Gold digger sitting on a diamond

If we could see ourselves already complete (but still open to learn new stuff), settled and satisfied, we would have to spend money only on food (cheese maybe?), water and some warm and dry place we could call home. (Of course there´s always some hedonistic people and adrenaline junkies whose brains will always need a little extra kick from neurotransmitters like serotonin and dopamine.) The moment we realise that we actually NEED very little, the spending stops. Yes, our constant desires keep the world economy rolling - but on the side, us suffering. We are sitting on a diamond but keep searching for gold.

“ Remember that not getting what you want is sometimes a wonderful stroke of luck." - the Dalai Lama

Hanging happiness

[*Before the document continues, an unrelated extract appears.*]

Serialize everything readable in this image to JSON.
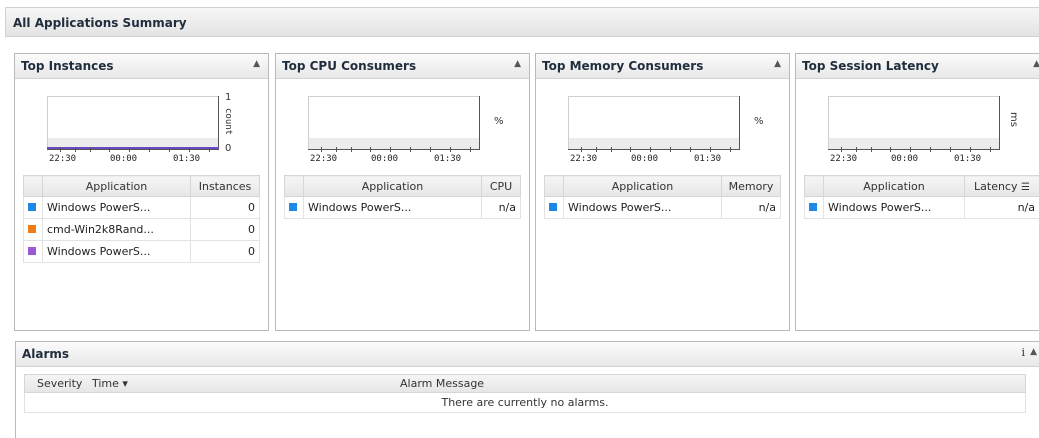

According to the calculations of mathematician Samuel Arbesman there's less than 1:100,000 chance of someone becoming famous. Chances of winning the Powerball lottery is almost 3000 times smaller (1:292,201,338) but in 2002 a man named Jack Whittaker beat the odds and won $314.9 millions. After winning his life started falling apart. Of course people also have a lot more modest dreams, but my point is that when clinging happiness on the fulfillment of a goal or a dream, even small dreams can bring disappointment: The dream in dream shoes, dream job, dream car, etc wears of pretty fast. True happiness is not a chain of short-lasting kicks. But don't get me wrong; dreaming without expecting true long-lasting happiness hanging on it, can be wonderful and even healthy. (NOTE: According to a professor of psychology at Otterbein College and a practicing clinical psychologist in Columbus, Ohio, Noam Shpancer, Ph.D., on what comes to dreaming big, aptitude is better than passion to follow, but that's a different topic.)

Ambition Allergy

I don't like setting goals or making strategies. I personally think that making and focusing on the BIG plans would make me blind for all the possible opportunities that comes along the way. I try to keep my mind and senses open to spot the possibilities that quite often shows up in strange places, times and disguises. (I also think that ambitiousness really isn't as positive feature as generally often considered - but that too is a different topic.) But anyway; keep on dreaming if it makes you feel good! (Maybe these are just a bitter thoughts of a frustrated musician who's ambitions and dreams has only brought problems and suffering for close to 30 years.) - T the BB -